1.  You are a tenant or former tenant. We frequently work with urban professionals, recent immigrants, low-income households, families with children, single parents, and senior citizens.

2.  You have always or almost always paid your rent on time.

3.  You have been harmed by a landlord who acted maliciously or in bad faith.

4.  You are hardworking and try to maintain a positive outlook, even under tough circumstances.

5.  You have a life, family, and/or job that keeps you too busy to worry about the details of your case and you are comfortable letting us handle the entire process for you.

6.  If your goal is to recover money damages, you intend to move out, are in the process of moving out, or have already moved out of the problematic rental unit.

7.  If your goal is to recover money damages, you understand it could take months or even a year or more to resolve your case, and you are fine waiting that long if it means a better outcome for you.

8.  You need a law firm you can trust to offer expert recommendations and advice (that you are prepared to follow) to move your case along as smoothly as possible.

If this sounds like you, contact us to see if we can help with your tenant rights case.


What Types of Cases Are Not a Good Fit for Tenant Law Group?

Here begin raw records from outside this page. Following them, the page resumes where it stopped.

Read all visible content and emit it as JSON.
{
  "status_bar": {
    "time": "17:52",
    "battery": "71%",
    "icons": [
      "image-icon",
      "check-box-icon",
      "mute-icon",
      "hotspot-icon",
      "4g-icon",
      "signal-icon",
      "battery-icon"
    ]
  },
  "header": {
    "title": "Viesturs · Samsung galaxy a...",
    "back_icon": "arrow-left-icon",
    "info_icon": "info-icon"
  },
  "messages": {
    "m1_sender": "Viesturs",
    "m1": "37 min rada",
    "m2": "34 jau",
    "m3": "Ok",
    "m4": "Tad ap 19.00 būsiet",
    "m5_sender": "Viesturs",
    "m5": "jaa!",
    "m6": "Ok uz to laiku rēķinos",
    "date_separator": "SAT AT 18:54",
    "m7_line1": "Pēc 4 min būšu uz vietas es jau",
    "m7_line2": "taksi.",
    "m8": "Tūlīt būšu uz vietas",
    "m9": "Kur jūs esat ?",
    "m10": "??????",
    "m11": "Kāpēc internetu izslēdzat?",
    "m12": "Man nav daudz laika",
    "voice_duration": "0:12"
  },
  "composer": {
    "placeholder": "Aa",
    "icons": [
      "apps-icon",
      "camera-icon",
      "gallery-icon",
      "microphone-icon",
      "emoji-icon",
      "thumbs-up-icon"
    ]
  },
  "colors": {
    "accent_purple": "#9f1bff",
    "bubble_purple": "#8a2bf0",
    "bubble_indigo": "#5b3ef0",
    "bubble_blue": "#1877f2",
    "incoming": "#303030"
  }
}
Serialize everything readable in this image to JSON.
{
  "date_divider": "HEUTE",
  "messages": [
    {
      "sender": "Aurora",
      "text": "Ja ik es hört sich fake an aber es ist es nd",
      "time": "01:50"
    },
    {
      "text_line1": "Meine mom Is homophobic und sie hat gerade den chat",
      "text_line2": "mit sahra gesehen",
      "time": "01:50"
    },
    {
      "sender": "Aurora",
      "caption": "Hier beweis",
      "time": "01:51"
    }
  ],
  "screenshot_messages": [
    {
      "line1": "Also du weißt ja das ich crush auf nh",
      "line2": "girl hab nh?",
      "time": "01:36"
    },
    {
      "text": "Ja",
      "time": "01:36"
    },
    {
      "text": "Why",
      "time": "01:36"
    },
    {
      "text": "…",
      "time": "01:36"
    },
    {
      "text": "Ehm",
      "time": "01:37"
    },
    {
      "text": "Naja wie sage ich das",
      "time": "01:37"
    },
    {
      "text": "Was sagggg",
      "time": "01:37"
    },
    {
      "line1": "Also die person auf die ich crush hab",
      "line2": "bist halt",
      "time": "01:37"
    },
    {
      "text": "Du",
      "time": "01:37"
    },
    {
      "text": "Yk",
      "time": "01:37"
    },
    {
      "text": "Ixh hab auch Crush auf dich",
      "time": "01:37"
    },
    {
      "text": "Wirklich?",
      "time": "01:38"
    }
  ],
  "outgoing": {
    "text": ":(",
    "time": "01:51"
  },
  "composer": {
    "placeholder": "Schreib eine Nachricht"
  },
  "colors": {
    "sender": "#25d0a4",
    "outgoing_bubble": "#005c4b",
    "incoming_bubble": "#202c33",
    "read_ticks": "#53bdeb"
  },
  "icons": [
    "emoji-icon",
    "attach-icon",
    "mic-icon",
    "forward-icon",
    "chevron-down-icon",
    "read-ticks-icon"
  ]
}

While we handle a variety of landlord-tenant disputes, we have found that some cases are not the best fit for full-scope legal representation, such as cases where a landlord behaved rudely but did not otherwise violate the tenant’s rights, cases involving minor repair issues or minimal interference with the tenant’s quiet enjoyment, and cases where the only issue arises out of a landlord’s withholding of a security deposit. While we have found that full scope representation in these types of cases is not generally appropriate, an attorney consultation may provide you with the information and answers you need. Contact us to schedule an attorney consultation.